One of the best things about JAMSTACK is that it is possible to provide searching the entire site with the search processing done entirely on the client. This is a big deal as there is no need for expensive servers to drive the search and more importantly it provides milliseconds latency for the users so they love to stay on the website for longer and explore.
Text search is an important part of data analysis and being able to do it entirely on the client is possible by projects like lunr. SQL Frames has integrated text search (thank you lunr). Use cases with examples are discussed below.
Anyone that provides service management be it IT, HR or Customer Support, knows that they deal with a lot of structured and unstructured data. Structured data includes fields such as incident category, priority and product release. Unstructured information includes fields such as short description, long description, incident closing comments, satisfaction survey comments and work notes. When analyzing for trends, it is common for many analytics solutions to provide reports based on structured data. However, there are not that many solutions out there that can provide analytics on unstructured data. Some may provide solutions such as word clouds but those don't tell the whole story without digging further. That digging is only possible if both structured and unstructured data can be combined together in the analysis.
I was looking for publicly available incidents data and found Oil Spilling and other incidents data provided by IncidentNews @ NOAA.

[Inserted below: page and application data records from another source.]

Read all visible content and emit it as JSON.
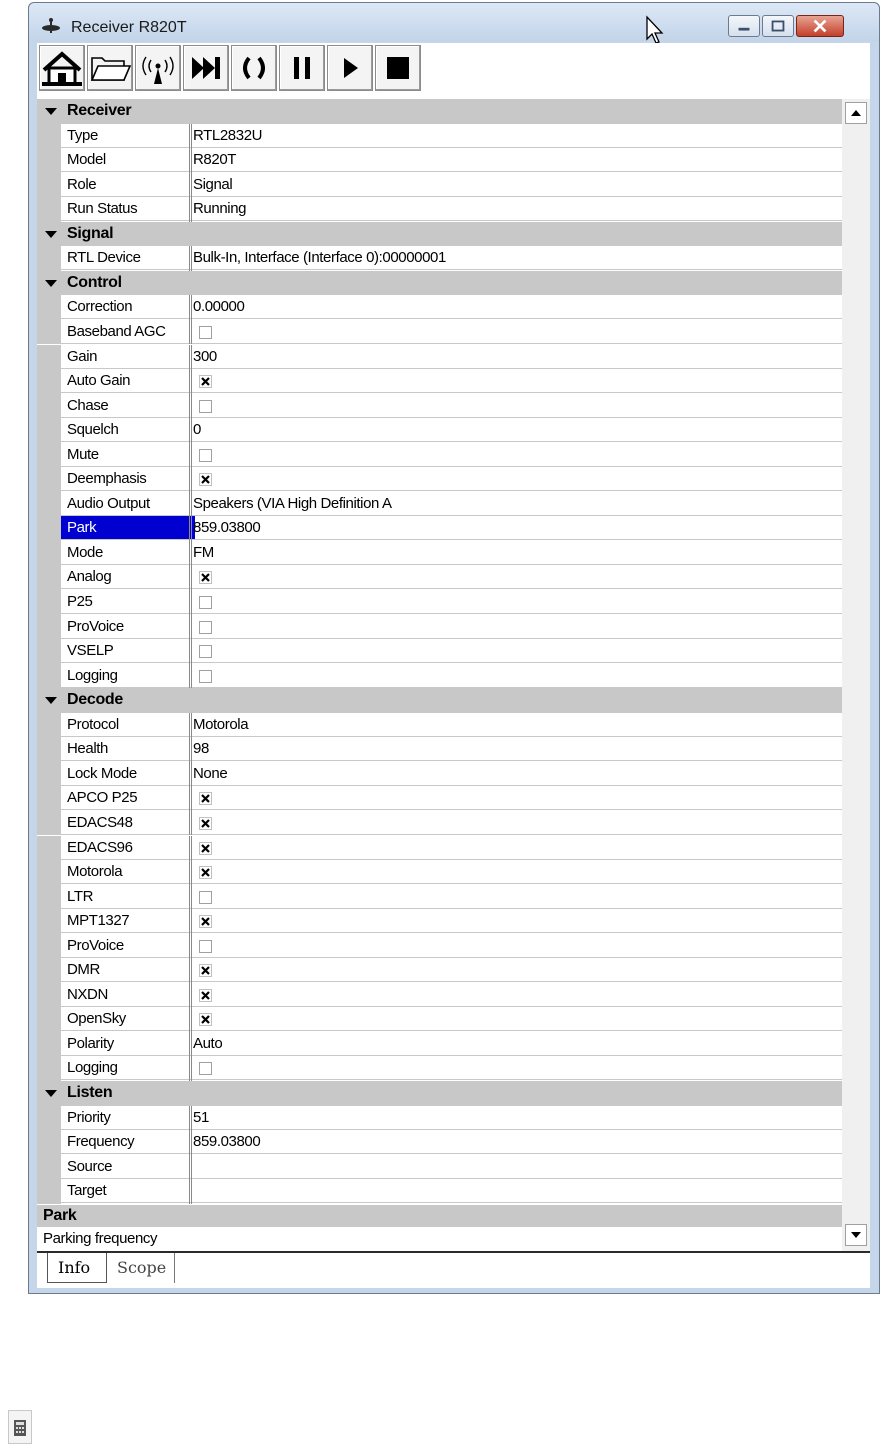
{
  "window": {
    "title": "Receiver R820T"
  },
  "toolbar": {
    "buttons": [
      {
        "name": "home-button",
        "icon": "home-icon"
      },
      {
        "name": "open-folder-button",
        "icon": "folder-icon"
      },
      {
        "name": "antenna-button",
        "icon": "antenna-icon"
      },
      {
        "name": "skip-button",
        "icon": "skip-forward-icon"
      },
      {
        "name": "cycle-button",
        "icon": "cycle-icon"
      },
      {
        "name": "pause-button",
        "icon": "pause-icon"
      },
      {
        "name": "play-button",
        "icon": "play-icon"
      },
      {
        "name": "stop-button",
        "icon": "stop-icon"
      }
    ]
  },
  "property_grid": {
    "rows": [
      {
        "type": "category",
        "label": "Receiver"
      },
      {
        "type": "text",
        "name": "Type",
        "value": "RTL2832U"
      },
      {
        "type": "text",
        "name": "Model",
        "value": "R820T"
      },
      {
        "type": "text",
        "name": "Role",
        "value": "Signal"
      },
      {
        "type": "text",
        "name": "Run Status",
        "value": "Running"
      },
      {
        "type": "category",
        "label": "Signal"
      },
      {
        "type": "text",
        "name": "RTL Device",
        "value": "Bulk-In, Interface (Interface 0):00000001"
      },
      {
        "type": "category",
        "label": "Control"
      },
      {
        "type": "text",
        "name": "Correction",
        "value": "0.00000"
      },
      {
        "type": "check",
        "name": "Baseband AGC",
        "checked": false
      },
      {
        "type": "text",
        "name": "Gain",
        "value": "300"
      },
      {
        "type": "check",
        "name": "Auto Gain",
        "checked": true
      },
      {
        "type": "check",
        "name": "Chase",
        "checked": false
      },
      {
        "type": "text",
        "name": "Squelch",
        "value": "0"
      },
      {
        "type": "check",
        "name": "Mute",
        "checked": false
      },
      {
        "type": "check",
        "name": "Deemphasis",
        "checked": true
      },
      {
        "type": "text",
        "name": "Audio Output",
        "value": "Speakers (VIA High Definition A"
      },
      {
        "type": "text",
        "name": "Park",
        "value": "859.03800",
        "selected": true
      },
      {
        "type": "text",
        "name": "Mode",
        "value": "FM"
      },
      {
        "type": "check",
        "name": "Analog",
        "checked": true
      },
      {
        "type": "check",
        "name": "P25",
        "checked": false
      },
      {
        "type": "check",
        "name": "ProVoice",
        "checked": false
      },
      {
        "type": "check",
        "name": "VSELP",
        "checked": false
      },
      {
        "type": "check",
        "name": "Logging",
        "checked": false
      },
      {
        "type": "category",
        "label": "Decode"
      },
      {
        "type": "text",
        "name": "Protocol",
        "value": "Motorola"
      },
      {
        "type": "text",
        "name": "Health",
        "value": "98"
      },
      {
        "type": "text",
        "name": "Lock Mode",
        "value": "None"
      },
      {
        "type": "check",
        "name": "APCO P25",
        "checked": true
      },
      {
        "type": "check",
        "name": "EDACS48",
        "checked": true
      },
      {
        "type": "check",
        "name": "EDACS96",
        "checked": true
      },
      {
        "type": "check",
        "name": "Motorola",
        "checked": true
      },
      {
        "type": "check",
        "name": "LTR",
        "checked": false
      },
      {
        "type": "check",
        "name": "MPT1327",
        "checked": true
      },
      {
        "type": "check",
        "name": "ProVoice",
        "checked": false
      },
      {
        "type": "check",
        "name": "DMR",
        "checked": true
      },
      {
        "type": "check",
        "name": "NXDN",
        "checked": true
      },
      {
        "type": "check",
        "name": "OpenSky",
        "checked": true
      },
      {
        "type": "text",
        "name": "Polarity",
        "value": "Auto"
      },
      {
        "type": "check",
        "name": "Logging",
        "checked": false
      },
      {
        "type": "category",
        "label": "Listen"
      },
      {
        "type": "text",
        "name": "Priority",
        "value": "51"
      },
      {
        "type": "text",
        "name": "Frequency",
        "value": "859.03800"
      },
      {
        "type": "text",
        "name": "Source",
        "value": ""
      },
      {
        "type": "text",
        "name": "Target",
        "value": ""
      }
    ]
  },
  "help": {
    "title": "Park",
    "description": "Parking frequency"
  },
  "tabs": [
    {
      "label": "Info",
      "active": true
    },
    {
      "label": "Scope",
      "active": false
    }
  ],
  "colors": {
    "selection": "#0000d0",
    "category_bg": "#c8c8c8",
    "frame": "#c5d6ea"
  }
}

Simple Text Search
Searched data trend
Rather than just doing text search on the raw data it is possible to aggregate and show the trends. Perform search in the above UI and then look at this chart to see the searched incidents trend compared against the backdrop of the overall incidents.
While the examples above is provided in the context of full text search, the searched data trend can be applied to any type of search. Below are some use case of this type of search.

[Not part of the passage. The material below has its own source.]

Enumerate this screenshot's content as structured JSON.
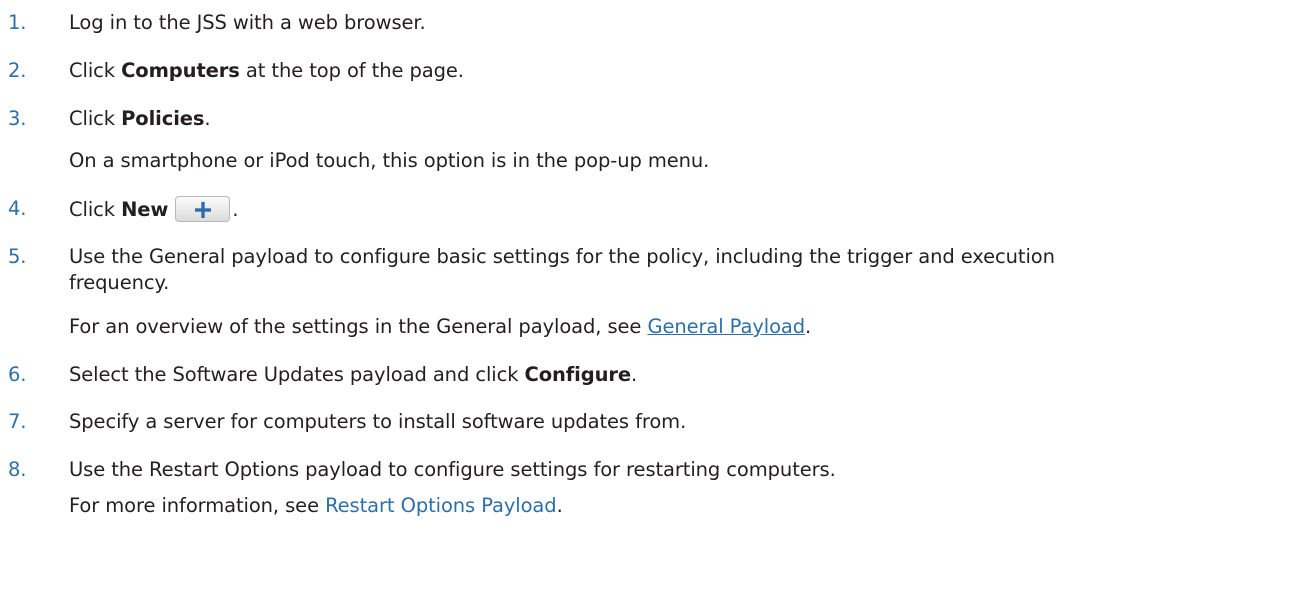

- Ability to understand impact of release upgrades by searching for from and to release names in the customer support tickets data.
- Ability to search for data spread across different fields and trend it by grouping against structured fields. This is useful since the keywords looking for might be in short description, closing comments or post-incident review notes.
- Ability to understand customer feedback (from NPS survey for example) of your SAAS application such as how they feel about your documentation, performance, user experience, on-boarding complexity and trend this information to see whether it is improving or not.
It is important to realize that the text index can get very large if there is a lot of noise in the data. SQL Frames allows specifying which fields in the DataFrame should be used to create the text index. Not specifying any fields automatically indexes the entire DataFrame. This is usually fine with smaller DataFrames (a few thousand rows). But for larger DataFrames, it is better to selectively index only a few fields such as short description and comments and not all the fields. Further, while it is possible to include unique fields such as transaction number in the text index, this unnecessarily bloats the text index due to a large number of unique words being indexed.